4th Way ‘not surprised’ by collapse of ‘opaque’ Lendy
LENDY’S collapse highlights the issue with opaque investing, peer-to-peer lending analyst 4th Way has warned.
Neil Faulkner, co-founder of 4th Way, said the closure of Lendy was unsurprising, highlighting that it has previously failed to disclose information for the website’s comparison tables.
“While there are bound to be some good opportunities that are shrouded in mystery, it is typical of a great many opaque investment opportunities for them to fold,” he said.
“Indeed, every one of the most notable closures since the beginning of P2P lending have been from opaque, sometimes secretive and misleading, providers.
“The less notable closures have typically wound down so gently that they were hardly noticed by the press.
“Opaque investments also often land investors with losses before closing.”
Faulkner added that BondMason, which has also announced plans to close its alternative investment fund, had also not provided information on its people, processes and results.
However, he praised the alternative finance investor for admitting that it could not compete any longer.
“The greedy, head-in-the-sand option would be to lower interest rates and keep collecting fees as the middleman, or to extend lending to riskier types of loans that BondMason and its lenders don’t understand,” he said.
“Not all P2P lending sites behave with that level of responsibility.”
Stephen Findlay, chief executive of BondMason has rejected claims that the firm was opaque.
“We appreciate Neil’s comments about our actions being responsible and being in the best interests of our clients,” he said.
“We have always sought to put our clients first.
“But we have to disagree with Neil that our business has been opaque.

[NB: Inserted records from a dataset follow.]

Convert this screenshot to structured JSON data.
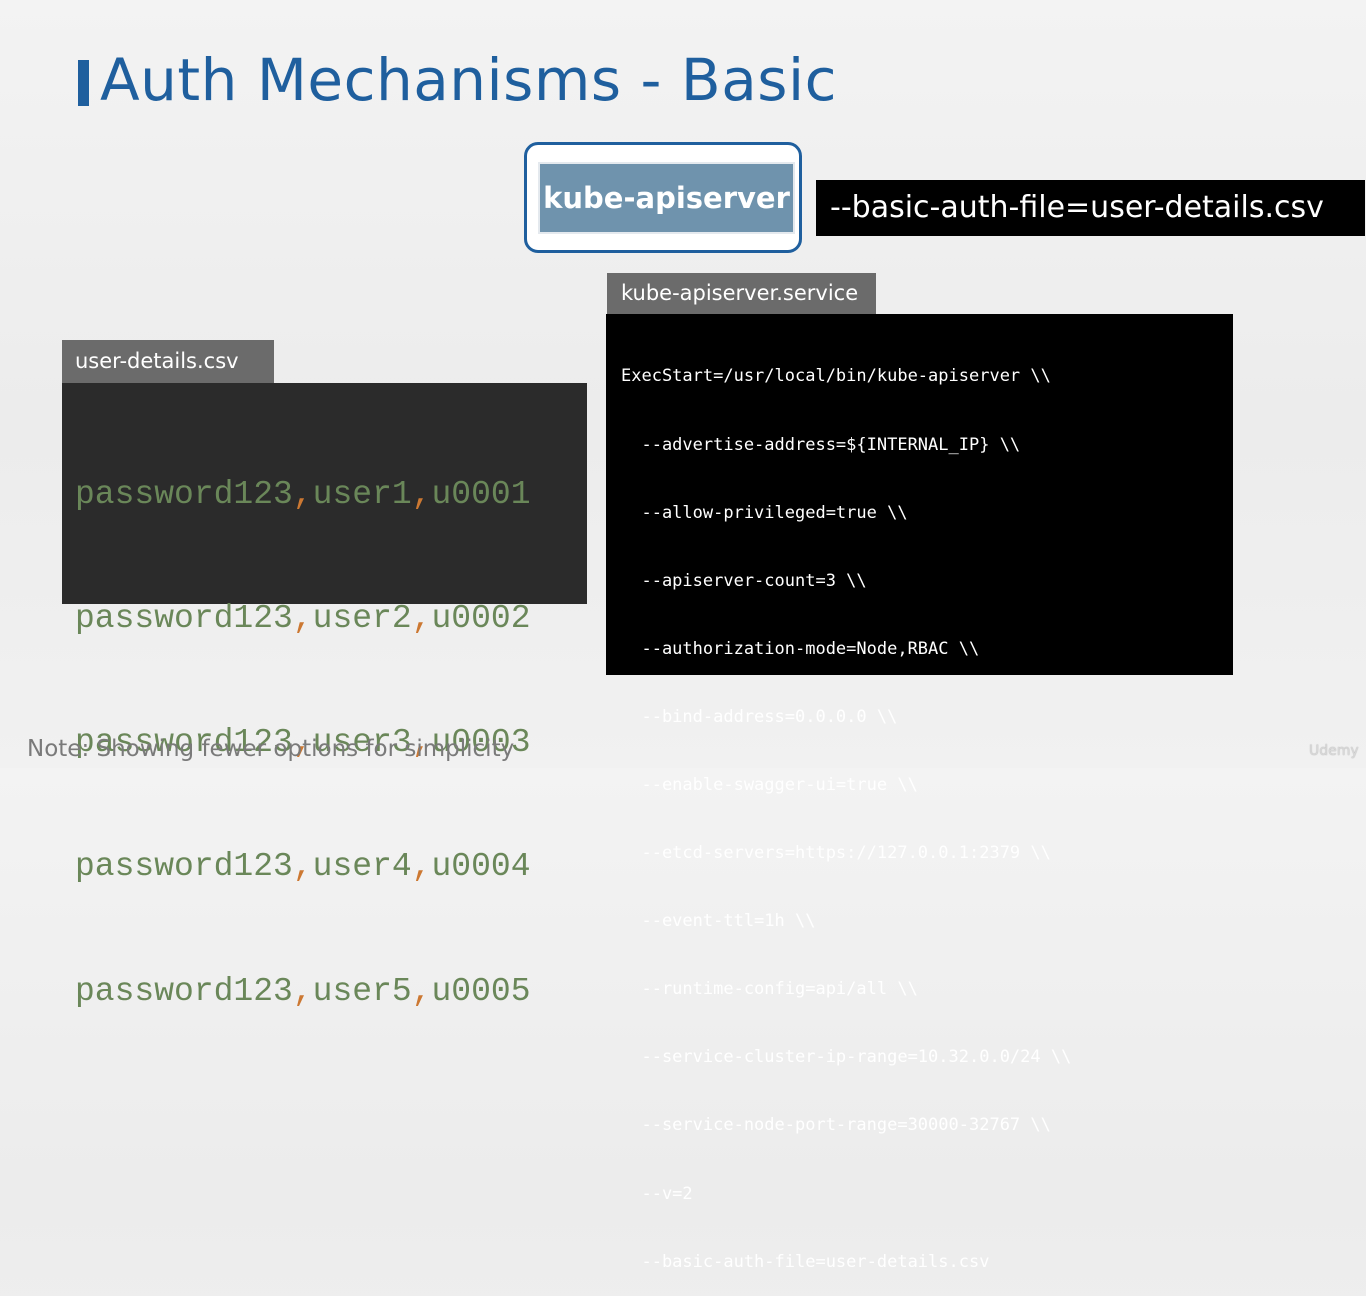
{
  "slide": {
    "title": "Auth Mechanisms - Basic",
    "accent_color": "#1f5f9e"
  },
  "server": {
    "label": "kube-apiserver",
    "box_color": "#6f93ad",
    "flag": "--basic-auth-file=user-details.csv"
  },
  "service_file": {
    "tab_label": "kube-apiserver.service",
    "lines": [
      "ExecStart=/usr/local/bin/kube-apiserver \\\\",
      "  --advertise-address=${INTERNAL_IP} \\\\",
      "  --allow-privileged=true \\\\",
      "  --apiserver-count=3 \\\\",
      "  --authorization-mode=Node,RBAC \\\\",
      "  --bind-address=0.0.0.0 \\\\",
      "  --enable-swagger-ui=true \\\\",
      "  --etcd-servers=https://127.0.0.1:2379 \\\\",
      "  --event-ttl=1h \\\\",
      "  --runtime-config=api/all \\\\",
      "  --service-cluster-ip-range=10.32.0.0/24 \\\\",
      "  --service-node-port-range=30000-32767 \\\\",
      "  --v=2",
      "  --basic-auth-file=user-details.csv"
    ]
  },
  "csv_file": {
    "tab_label": "user-details.csv",
    "rows": [
      {
        "password": "password123",
        "user": "user1",
        "id": "u0001"
      },
      {
        "password": "password123",
        "user": "user2",
        "id": "u0002"
      },
      {
        "password": "password123",
        "user": "user3",
        "id": "u0003"
      },
      {
        "password": "password123",
        "user": "user4",
        "id": "u0004"
      },
      {
        "password": "password123",
        "user": "user5",
        "id": "u0005"
      }
    ],
    "separator": ",",
    "colors": {
      "values": "#6a8759",
      "comma": "#cc7832"
    }
  },
  "footer": {
    "note": "Note: Showing fewer options for simplicity",
    "watermark": "Udemy"
  }
}
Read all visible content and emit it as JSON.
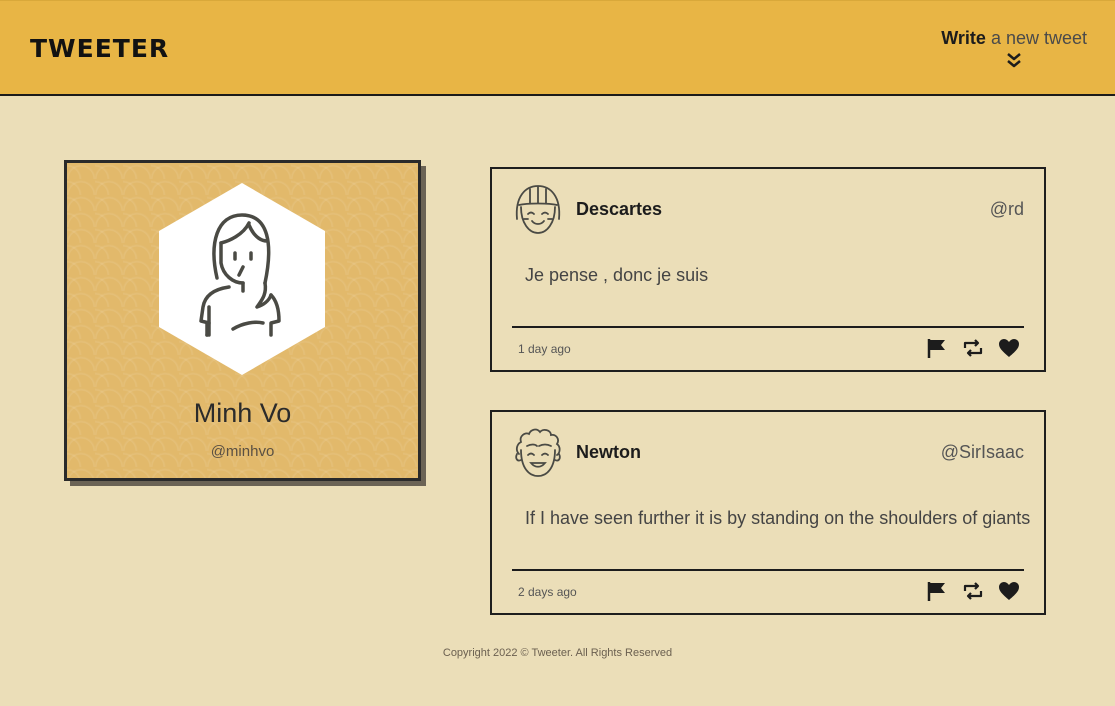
{
  "header": {
    "logo": "TWEETER",
    "compose_strong": "Write",
    "compose_light": "a new tweet",
    "compose_icon": "double-chevron-down-icon"
  },
  "profile": {
    "name": "Minh Vo",
    "handle": "@minhvo",
    "avatar_icon": "woman-avatar-icon"
  },
  "tweets": [
    {
      "author": "Descartes",
      "handle": "@rd",
      "text": "Je pense , donc je suis",
      "time": "1 day ago",
      "avatar_icon": "girl-avatar-icon"
    },
    {
      "author": "Newton",
      "handle": "@SirIsaac",
      "text": "If I have seen further it is by standing on the shoulders of giants",
      "time": "2 days ago",
      "avatar_icon": "curly-hair-avatar-icon"
    }
  ],
  "actions": [
    "flag-icon",
    "retweet-icon",
    "heart-icon"
  ],
  "footer": "Copyright 2022 © Tweeter. All Rights Reserved",
  "colors": {
    "header_bg": "#e8b545",
    "page_bg": "#ebdeb8",
    "card_bg": "#e2b96b",
    "border": "#1e1e1e"
  }
}
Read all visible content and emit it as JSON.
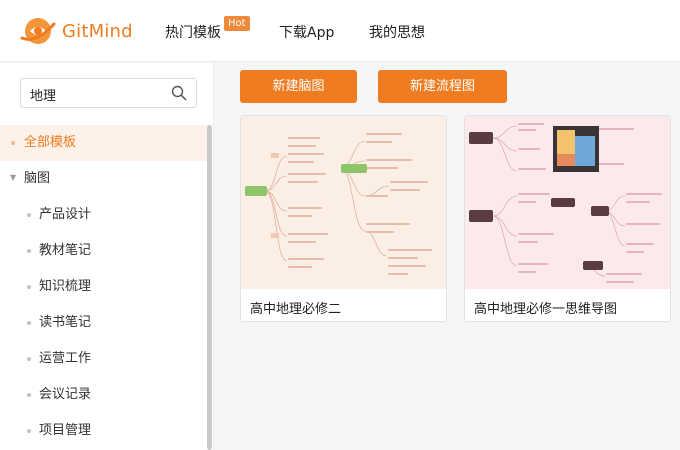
{
  "brand": {
    "name": "GitMind"
  },
  "nav": {
    "templates": "热门模板",
    "hot_badge": "Hot",
    "download": "下载App",
    "my_thoughts": "我的思想"
  },
  "search": {
    "value": "地理"
  },
  "sidebar": {
    "items": [
      {
        "label": "全部模板"
      },
      {
        "label": "脑图"
      },
      {
        "label": "产品设计"
      },
      {
        "label": "教材笔记"
      },
      {
        "label": "知识梳理"
      },
      {
        "label": "读书笔记"
      },
      {
        "label": "运营工作"
      },
      {
        "label": "会议记录"
      },
      {
        "label": "项目管理"
      }
    ]
  },
  "actions": {
    "new_mindmap": "新建脑图",
    "new_flowchart": "新建流程图"
  },
  "templates": [
    {
      "title": "高中地理必修二"
    },
    {
      "title": "高中地理必修一思维导图"
    }
  ],
  "colors": {
    "accent": "#f07c21",
    "active_bg": "#fdf1e9",
    "thumb1_bg": "#fbeee4",
    "thumb2_bg": "#fbe9ec",
    "mindmap_green": "#8ec56b"
  }
}
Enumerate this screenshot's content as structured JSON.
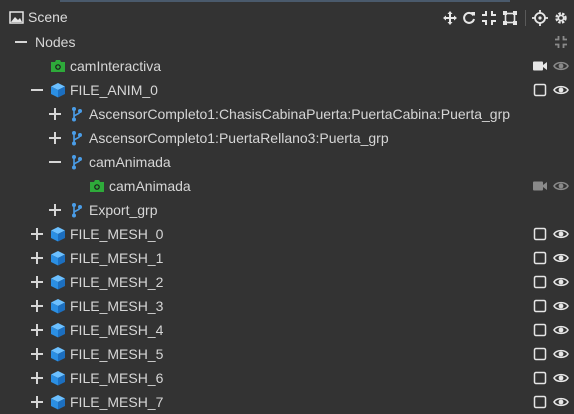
{
  "header": {
    "title": "Scene",
    "icons": [
      "image-icon",
      "move-icon",
      "refresh-icon",
      "collapse-icon",
      "frame-icon",
      "target-icon",
      "settings-icon"
    ]
  },
  "tree": {
    "root_label": "Nodes",
    "items": [
      {
        "label": "camInteractiva",
        "icon": "camera-icon",
        "toggle": "none"
      },
      {
        "label": "FILE_ANIM_0",
        "icon": "cube-icon",
        "toggle": "minus"
      },
      {
        "label": "AscensorCompleto1:ChasisCabinaPuerta:PuertaCabina:Puerta_grp",
        "icon": "branch-icon",
        "toggle": "plus"
      },
      {
        "label": "AscensorCompleto1:PuertaRellano3:Puerta_grp",
        "icon": "branch-icon",
        "toggle": "plus"
      },
      {
        "label": "camAnimada",
        "icon": "branch-icon",
        "toggle": "minus"
      },
      {
        "label": "camAnimada",
        "icon": "camera-icon",
        "toggle": "none"
      },
      {
        "label": "Export_grp",
        "icon": "branch-icon",
        "toggle": "plus"
      },
      {
        "label": "FILE_MESH_0",
        "icon": "cube-icon",
        "toggle": "plus"
      },
      {
        "label": "FILE_MESH_1",
        "icon": "cube-icon",
        "toggle": "plus"
      },
      {
        "label": "FILE_MESH_2",
        "icon": "cube-icon",
        "toggle": "plus"
      },
      {
        "label": "FILE_MESH_3",
        "icon": "cube-icon",
        "toggle": "plus"
      },
      {
        "label": "FILE_MESH_4",
        "icon": "cube-icon",
        "toggle": "plus"
      },
      {
        "label": "FILE_MESH_5",
        "icon": "cube-icon",
        "toggle": "plus"
      },
      {
        "label": "FILE_MESH_6",
        "icon": "cube-icon",
        "toggle": "plus"
      },
      {
        "label": "FILE_MESH_7",
        "icon": "cube-icon",
        "toggle": "plus"
      }
    ]
  },
  "colors": {
    "background": "#333333",
    "text": "#d6d6d6",
    "camera_green": "#2eaa3a",
    "cube_blue": "#2b8fe3",
    "branch_blue": "#4a9de8",
    "icon_light": "#e6e6e6",
    "icon_dim": "#8a8a8a"
  }
}
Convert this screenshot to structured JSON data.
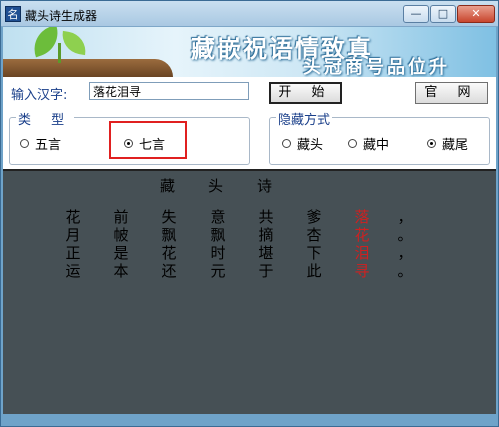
{
  "window": {
    "title": "藏头诗生成器",
    "app_icon_glyph": "名"
  },
  "title_buttons": {
    "minimize": "—",
    "maximize": "□",
    "close": "✕"
  },
  "banner": {
    "title": "藏嵌祝语情致真",
    "subtitle": "头冠商号品位升"
  },
  "form": {
    "input_label": "输入汉字:",
    "input_value": "落花泪寻",
    "start_button": "开 始",
    "site_button": "官 网"
  },
  "type_group": {
    "legend": "类 型",
    "options": [
      {
        "label": "五言",
        "selected": false
      },
      {
        "label": "七言",
        "selected": true
      }
    ]
  },
  "hide_group": {
    "legend": "隐藏方式",
    "options": [
      {
        "label": "藏头",
        "selected": false
      },
      {
        "label": "藏中",
        "selected": false
      },
      {
        "label": "藏尾",
        "selected": true
      }
    ]
  },
  "poem": {
    "title": [
      "藏",
      "头",
      "诗"
    ],
    "columns": [
      [
        "花",
        "月",
        "正",
        "运"
      ],
      [
        "前",
        "帔",
        "是",
        "本"
      ],
      [
        "失",
        "飘",
        "花",
        "还"
      ],
      [
        "意",
        "飘",
        "时",
        "元"
      ],
      [
        "共",
        "摘",
        "堪",
        "于"
      ],
      [
        "爹",
        "杏",
        "下",
        "此"
      ],
      [
        "落",
        "花",
        "泪",
        "寻"
      ]
    ],
    "highlight_column": 6,
    "punctuation": [
      "，",
      "。",
      "，",
      "。"
    ],
    "highlight_color": "#d02020"
  },
  "colors": {
    "frame": "#6fa3c9",
    "panel": "#465055",
    "label_blue": "#1a3f8a"
  }
}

We engage with clients and prospective clients in an open and clear way, as we have done from the outset.
“We contacted Neil in March 2016, shortly after we launched, and when he started his 4th Way service, to offer him a call to discuss our proposition.
“He didn’t respond to our email, and over the past three years he did not contact us to discuss our proposition in detail.
“Nonetheless, he could have found much of the information he desired regarding our ‘people, process and results’ on our website.
“Had he done his research, he may have found us less opaque.”